The slender book is centered around large photos and accompanying dialogue. Characters are chatting about topics of the day, some major, some pedestrian. Hmmm. Is this a hipster thing? What’s the point? Should I care?
Well, Kosloff acknowledged in a note to me that Hausfrau is still an infant. “My goal is for it to grow in terms of scope and breadth,” he said.
Also, for now, it’s advertising-supported. So, for the cost of an issue, which is zero, you can’t go far wrong.
I’m in favor of anyone who launches a print magazine, even one that confounds me and defies easy categorization. Trying to sell a high-concept, low-brow bimonthly hybrid to an urban audience is an audacious move. This one seems to be a moonshot. Let’s see how it flies.
One Last Bow to Granger
Maybe I’ve written too much in The Modern Magazinist about David Granger, the much-admired editor of Esquire who was let go earlier this year following a long and glittery tenure. But if you’ll indulge me, I’d like to genuflect before The Man one more time.
The May issue of Esquire was Granger’s last. What kind of epically cool goodbye would he leave us with?
While I know folks who think Granger’s magazine had grown too self-referential in recent years—too brazenly inward-facing about process—I thought that conceit was in fact its special sauce. We readers were frequently in on the fun and the fumbles inherent in making a great monthly magazine.
In Granger’s sayonara, we find The Man Himself featured in several locations, including a fantastic picture on the final page—David and coverboy George Clooney riding off to who-knows-where, together.
The best bit, though—the real capper in a mag famous for its bits—is May’s two-page table of contents, embellished by a Q&A with the outgoing poobah. The interview is conducted by Associate Editor Nate Hopper. Brilliantly done. It concludes in banter that is signature Granger.
Nate: “What do you wish you would have been asked during your time here but weren’t?”

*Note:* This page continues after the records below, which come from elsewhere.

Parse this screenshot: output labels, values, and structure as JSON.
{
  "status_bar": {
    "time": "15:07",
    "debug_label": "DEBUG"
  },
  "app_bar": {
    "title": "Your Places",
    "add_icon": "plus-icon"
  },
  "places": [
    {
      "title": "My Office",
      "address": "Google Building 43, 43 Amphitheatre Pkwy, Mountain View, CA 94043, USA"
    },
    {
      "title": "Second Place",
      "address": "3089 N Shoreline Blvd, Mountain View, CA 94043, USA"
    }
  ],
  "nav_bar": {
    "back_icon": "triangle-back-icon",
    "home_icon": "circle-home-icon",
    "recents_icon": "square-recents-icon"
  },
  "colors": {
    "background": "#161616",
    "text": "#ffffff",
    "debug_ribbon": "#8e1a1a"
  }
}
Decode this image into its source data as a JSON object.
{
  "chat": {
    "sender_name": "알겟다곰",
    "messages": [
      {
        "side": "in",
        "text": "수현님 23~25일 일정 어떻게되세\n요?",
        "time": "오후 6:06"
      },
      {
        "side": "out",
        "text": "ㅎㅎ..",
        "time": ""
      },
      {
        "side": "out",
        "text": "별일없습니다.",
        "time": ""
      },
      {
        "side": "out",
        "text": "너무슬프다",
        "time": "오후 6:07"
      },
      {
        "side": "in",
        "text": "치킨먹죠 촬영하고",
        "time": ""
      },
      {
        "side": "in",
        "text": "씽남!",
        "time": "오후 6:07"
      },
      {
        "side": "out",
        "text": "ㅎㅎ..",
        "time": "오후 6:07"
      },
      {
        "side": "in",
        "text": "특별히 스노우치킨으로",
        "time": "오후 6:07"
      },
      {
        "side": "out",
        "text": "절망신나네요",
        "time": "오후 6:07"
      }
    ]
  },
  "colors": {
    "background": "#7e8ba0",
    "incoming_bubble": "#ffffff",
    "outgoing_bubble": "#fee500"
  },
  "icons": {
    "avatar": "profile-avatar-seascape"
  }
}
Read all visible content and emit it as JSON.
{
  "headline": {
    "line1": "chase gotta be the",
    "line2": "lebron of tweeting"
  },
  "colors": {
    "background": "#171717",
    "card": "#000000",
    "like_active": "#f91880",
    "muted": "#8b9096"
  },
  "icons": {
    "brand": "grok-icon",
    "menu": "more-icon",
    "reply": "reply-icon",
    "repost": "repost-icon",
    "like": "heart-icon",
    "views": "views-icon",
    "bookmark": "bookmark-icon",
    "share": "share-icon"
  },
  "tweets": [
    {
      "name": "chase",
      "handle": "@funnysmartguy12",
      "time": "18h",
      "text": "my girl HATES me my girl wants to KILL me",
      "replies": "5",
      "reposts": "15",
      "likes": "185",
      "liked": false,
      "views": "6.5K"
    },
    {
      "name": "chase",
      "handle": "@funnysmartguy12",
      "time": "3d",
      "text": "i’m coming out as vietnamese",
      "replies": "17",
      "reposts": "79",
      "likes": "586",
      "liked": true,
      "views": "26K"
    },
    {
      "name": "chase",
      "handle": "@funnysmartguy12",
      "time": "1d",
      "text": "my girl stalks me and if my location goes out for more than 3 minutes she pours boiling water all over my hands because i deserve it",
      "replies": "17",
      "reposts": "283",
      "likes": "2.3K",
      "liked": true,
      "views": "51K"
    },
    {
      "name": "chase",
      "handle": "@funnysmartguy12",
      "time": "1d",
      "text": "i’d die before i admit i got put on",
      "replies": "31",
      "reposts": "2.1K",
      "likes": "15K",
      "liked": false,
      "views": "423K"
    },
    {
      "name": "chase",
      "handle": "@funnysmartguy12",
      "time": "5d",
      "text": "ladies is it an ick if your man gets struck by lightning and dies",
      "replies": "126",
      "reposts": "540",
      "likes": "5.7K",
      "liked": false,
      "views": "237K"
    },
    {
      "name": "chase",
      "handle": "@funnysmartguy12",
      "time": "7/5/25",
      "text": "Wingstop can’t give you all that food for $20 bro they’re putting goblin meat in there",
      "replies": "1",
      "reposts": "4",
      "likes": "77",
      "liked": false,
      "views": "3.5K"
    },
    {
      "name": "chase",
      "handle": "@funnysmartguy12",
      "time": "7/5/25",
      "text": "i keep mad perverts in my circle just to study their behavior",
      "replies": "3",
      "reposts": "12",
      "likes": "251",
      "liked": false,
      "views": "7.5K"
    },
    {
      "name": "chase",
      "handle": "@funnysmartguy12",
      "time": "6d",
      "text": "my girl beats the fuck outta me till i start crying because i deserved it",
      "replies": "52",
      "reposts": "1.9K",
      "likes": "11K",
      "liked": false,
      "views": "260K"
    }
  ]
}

David: “How did you get to be sooo good-looking?”
Nate: “I can see why nobody asked.”
Seeya around, Granger. And thanks for the memories.